I used to have this romantic notion that human viciousness hurt God but now I think, more urgently, that we wound ourselves. The nails and torture we use to pierce each other, pierce our own bodies. We are dirty and tired and screaming. Our bodies are torn and our souls are aching from too much grief, too much suffering, too much pain. We watch one military action lead to another, one injustice after many, resulting in rage. Our destruction is fuelled by, and reignites, the factories of hate and fear.

We can turn again, however, to a gentleness and compassion that we can nurture in ourselves and share amongst ourselves; a gentleness and compassion that will affect the balance of peace in the world, although not so dramatically that it is newsworthy. The problem is that peace arises from silence and, like roots and seeds, grows in silence. The work of peace lies in connection rather than obedience. The work of peace must allow for creativity, and diversity; it cannot guarantee a design that will not have artistic freedom because that is how Spirit behaves. The work of peace cannot be mandated or constrained.

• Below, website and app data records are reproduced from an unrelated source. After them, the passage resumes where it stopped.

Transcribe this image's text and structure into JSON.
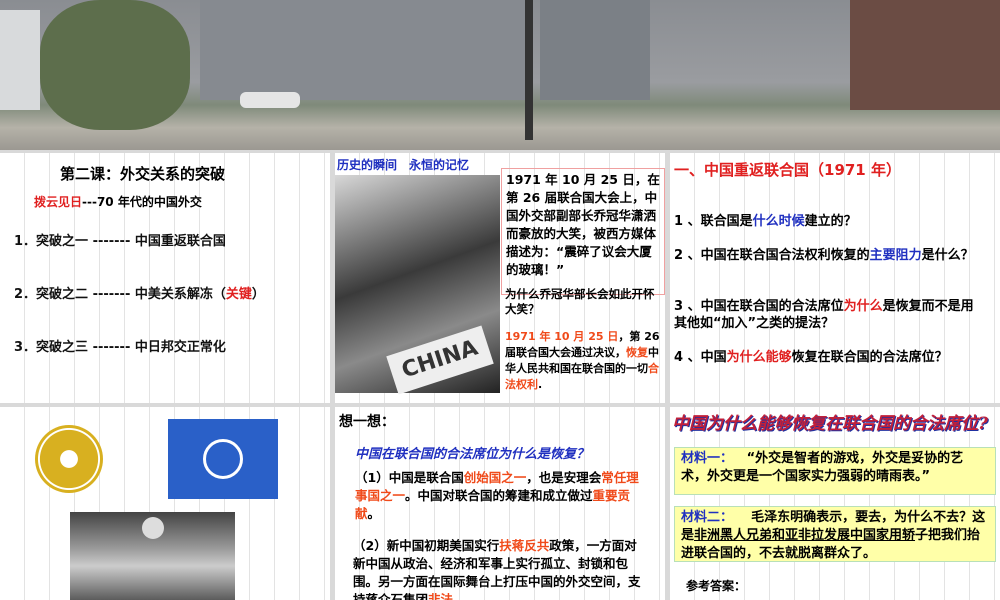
{
  "p1": {
    "title": "第二课：外交关系的突破",
    "subtitle_red": "拨云见日",
    "subtitle_rest": "---70 年代的中国外交",
    "items": [
      {
        "text": "1．突破之一 ------- 中国重返联合国"
      },
      {
        "text": "2．突破之二 ------- 中美关系解冻（",
        "key": "关键",
        "end": "）"
      },
      {
        "text": "3．突破之三 ------- 中日邦交正常化"
      }
    ]
  },
  "p2": {
    "header": "历史的瞬间　永恒的记忆",
    "photo_label": "CHINA",
    "quote": "1971 年 10 月 25 日，在第 26 届联合国大会上，中国外交部副部长乔冠华潇洒而豪放的大笑，被西方媒体描述为：“震碎了议会大厦的玻璃！”",
    "question": "为什么乔冠华部长会如此开怀大笑？",
    "ans": {
      "date": "1971 年 10 月 25 日",
      "t1": "，第 26 届联合国大会通过决议，",
      "restore": "恢复",
      "t2": "中华人民共和国在联合国的一切",
      "rights": "合法权利",
      "t3": "."
    }
  },
  "p3": {
    "title": "一、中国重返联合国（1971 年）",
    "q1": {
      "a": "1 、联合国是",
      "h": "什么时候",
      "b": "建立的？"
    },
    "q2": {
      "a": "2 、中国在联合国合法权利恢复的",
      "h": "主要阻力",
      "b": "是什么？"
    },
    "q3": {
      "a": "3 、中国在联合国的合法席位",
      "h": "为什么",
      "b": "是恢复而不是用其他如“加入”之类的提法？"
    },
    "q4": {
      "a": "4 、中国",
      "h": "为什么能够",
      "b": "恢复在联合国的合法席位？"
    }
  },
  "p5": {
    "title": "想一想：",
    "question": "中国在联合国的合法席位为什么是恢复？",
    "a1": {
      "t1": "（1）中国是联合国",
      "h1": "创始国之一",
      "t2": "，也是安理会",
      "h2": "常任理事国之一",
      "t3": "。中国对联合国的筹建和成立做过",
      "h3": "重要贡献",
      "t4": "。"
    },
    "a2": {
      "t1": "（2）新中国初期美国实行",
      "h1": "扶蒋反共",
      "t2": "政策，一方面对新中国从政治、经济和军事上实行孤立、封锁和包围。另一方面在国际舞台上打压中国的外交空间，支持蒋介石集团",
      "h2": "非法"
    }
  },
  "p6": {
    "title": "中国为什么能够恢复在联合国的合法席位?",
    "m1_label": "材料一：",
    "m1_text": "“外交是智者的游戏，外交是妥协的艺术，外交更是一个国家实力强弱的晴雨表。”",
    "m2_label": "材料二：",
    "m2_a": "毛泽东明确表示，要去，为什么不去？这是",
    "m2_u": "非洲黑人兄弟和亚非拉发展中国家用轿",
    "m2_b": "子把我们抬进联合国的，不去就脱离群众了。",
    "answer_label": "参考答案："
  },
  "colors": {
    "red": "#e02020",
    "blue": "#2030c0",
    "yellow_box": "#ffffa8"
  }
}
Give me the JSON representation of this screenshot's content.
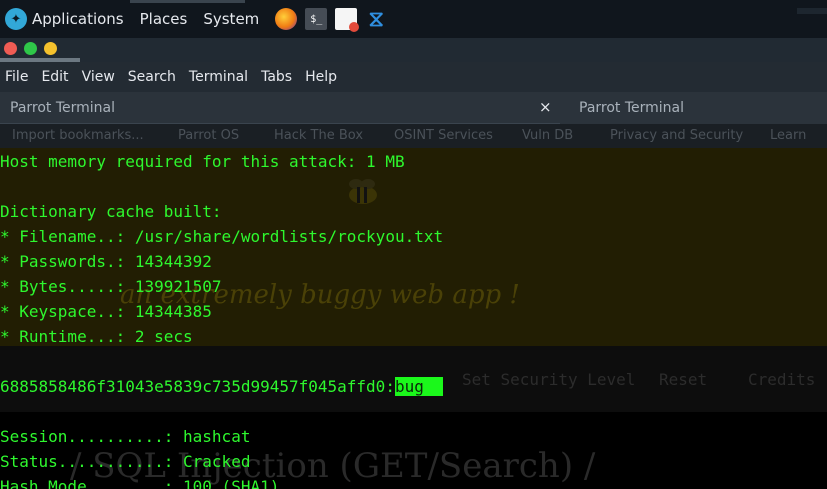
{
  "taskbar": {
    "menus": [
      "Applications",
      "Places",
      "System"
    ],
    "launchers": [
      "firefox-icon",
      "terminal-icon",
      "text-editor-icon",
      "vscode-icon"
    ],
    "terminal_glyph": "$_"
  },
  "window": {
    "menu": [
      "File",
      "Edit",
      "View",
      "Search",
      "Terminal",
      "Tabs",
      "Help"
    ],
    "tabs": [
      {
        "label": "Parrot Terminal"
      },
      {
        "label": "Parrot Terminal"
      }
    ],
    "close_glyph": "×"
  },
  "bookmarks": [
    "Import bookmarks...",
    "Parrot OS",
    "Hack The Box",
    "OSINT Services",
    "Vuln DB",
    "Privacy and Security",
    "Learn"
  ],
  "background_page": {
    "tagline": "an extremely buggy web app !",
    "nav": [
      "Set Security Level",
      "Reset",
      "Credits"
    ],
    "heading": "/ SQL Injection (GET/Search) /"
  },
  "terminal": {
    "lines": [
      "Host memory required for this attack: 1 MB",
      "",
      "Dictionary cache built:",
      "* Filename..: /usr/share/wordlists/rockyou.txt",
      "* Passwords.: 14344392",
      "* Bytes.....: 139921507",
      "* Keyspace..: 14344385",
      "* Runtime...: 2 secs",
      ""
    ],
    "hash": "6885858486f31043e5839c735d99457f045affd0:",
    "cracked": "bug",
    "status_lines": [
      "Session..........: hashcat",
      "Status...........: Cracked",
      "Hash.Mode........: 100 (SHA1)"
    ]
  },
  "colors": {
    "terminal_text": "#2ef82e",
    "highlight": "#1bf81b",
    "panel": "#10161d"
  }
}
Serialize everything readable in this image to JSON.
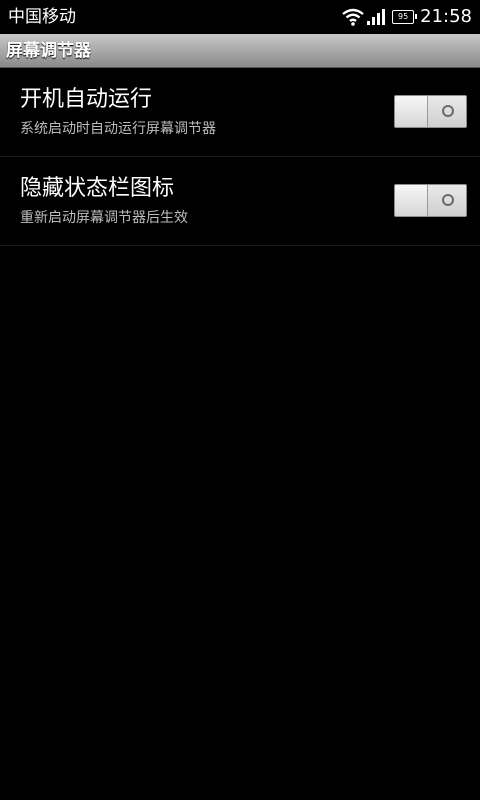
{
  "status_bar": {
    "carrier": "中国移动",
    "battery_level": "95",
    "time": "21:58"
  },
  "title_bar": {
    "title": "屏幕调节器"
  },
  "settings": [
    {
      "title": "开机自动运行",
      "description": "系统启动时自动运行屏幕调节器",
      "enabled": false
    },
    {
      "title": "隐藏状态栏图标",
      "description": "重新启动屏幕调节器后生效",
      "enabled": false
    }
  ],
  "colors": {
    "background": "#000000",
    "title_bar_top": "#c8c8c8",
    "title_bar_bottom": "#8a8a8a",
    "primary_text": "#ffffff",
    "secondary_text": "#bdbdbd"
  }
}
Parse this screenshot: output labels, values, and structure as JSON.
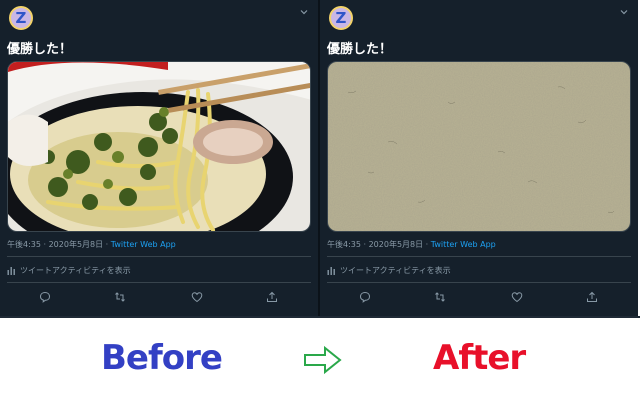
{
  "panels": [
    {
      "id": "before",
      "avatar_letter": "Z",
      "tweet_text": "優勝した！",
      "media": "ramen-photo",
      "time": "午後4:35 · 2020年5月8日 · ",
      "app": "Twitter Web App",
      "activity": "ツイートアクティビティを表示"
    },
    {
      "id": "after",
      "avatar_letter": "Z",
      "tweet_text": "優勝した！",
      "media": "paper-texture",
      "time": "午後4:35 · 2020年5月8日 · ",
      "app": "Twitter Web App",
      "activity": "ツイートアクティビティを表示"
    }
  ],
  "icons": {
    "reply": "reply-icon",
    "retweet": "retweet-icon",
    "like": "like-icon",
    "share": "share-icon",
    "activity": "bar-chart-icon",
    "menu": "chevron-down-icon"
  },
  "captions": {
    "before": "Before",
    "after": "After"
  },
  "colors": {
    "background": "#15202b",
    "link": "#1da1f2",
    "muted": "#8899a6",
    "before_caption": "#3340c4",
    "after_caption": "#e8102a",
    "arrow": "#2aa84a"
  }
}
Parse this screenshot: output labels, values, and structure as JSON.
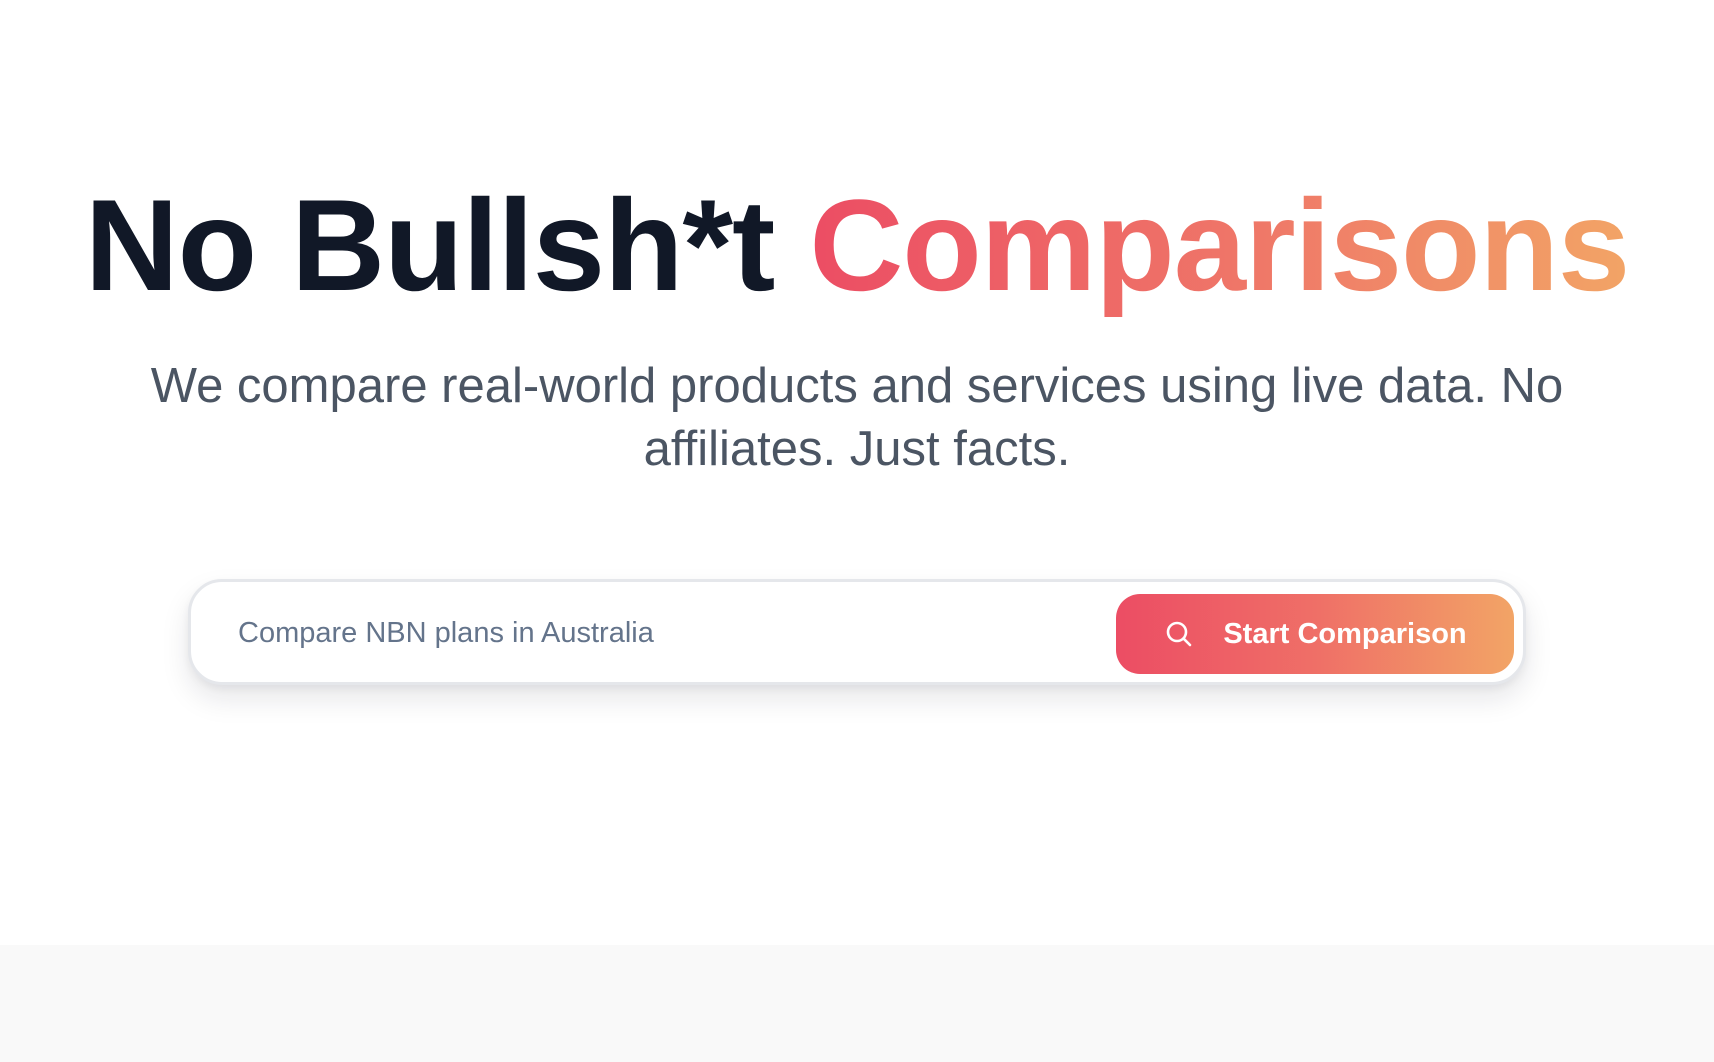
{
  "hero": {
    "headline_main": "No Bullsh*t",
    "headline_accent": "Comparisons",
    "subtitle": "We compare real-world products and services using live data. No affiliates. Just facts."
  },
  "search": {
    "value": "",
    "placeholder": "Compare NBN plans in Australia",
    "button_label": "Start Comparison",
    "button_icon": "search-icon"
  },
  "colors": {
    "headline": "#111827",
    "subtitle": "#4b5563",
    "accent_gradient_start": "#ec4d64",
    "accent_gradient_end": "#f2a466",
    "placeholder": "#64748b",
    "lower_section_background": "#f9f9f9"
  }
}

Incarnation is not only about the sins of humanity. For those of us who experience the more expansive reality that encompasses our earth, incarnation promises a different potential. It is about the peace found in stillness. It is about the birth for which we are waiting. It is about healing all that already lives.

In the still of the night, a woman’s voice cries out in that odd mixture of suffering and joy that heralds a birth; then, a baby cries out, and then there is silence. It is the silence of fulfillment, a moment so fraught with love and power, that the stars are still and the earth is hushed in hope.

The child forgives and forgets the severing and the fear; the mother forgets and forgives the pain. And, finally, love grows in the quiet space before the work of daylight.

The story of the nativity captures the best dreaming of humanity because it allows us to trust that we are involved in an evolution of consciousness larger than our dreams, more elaborate than we could design. The story reminds us that at the beginning of every creation, God observes and pronounces it good. The Dalai Lama said to consider a mosquito when you wondered about the power in small beings. Consider the cry of a baby to call us from complacency. Consider the babies we all once were and the silence from which we came. Consider the stars that make us feel so small but inspire us to dream so high. With God nothing is impossible, and God is with/in us.

God within, the whisper of breath, slipping in and out,
God around us, the joyful reunion of molecules dancing to and from each other,
God beyond us, the pearly light of dawn, shivering on a horizon, not yet imagined, waiting to be born.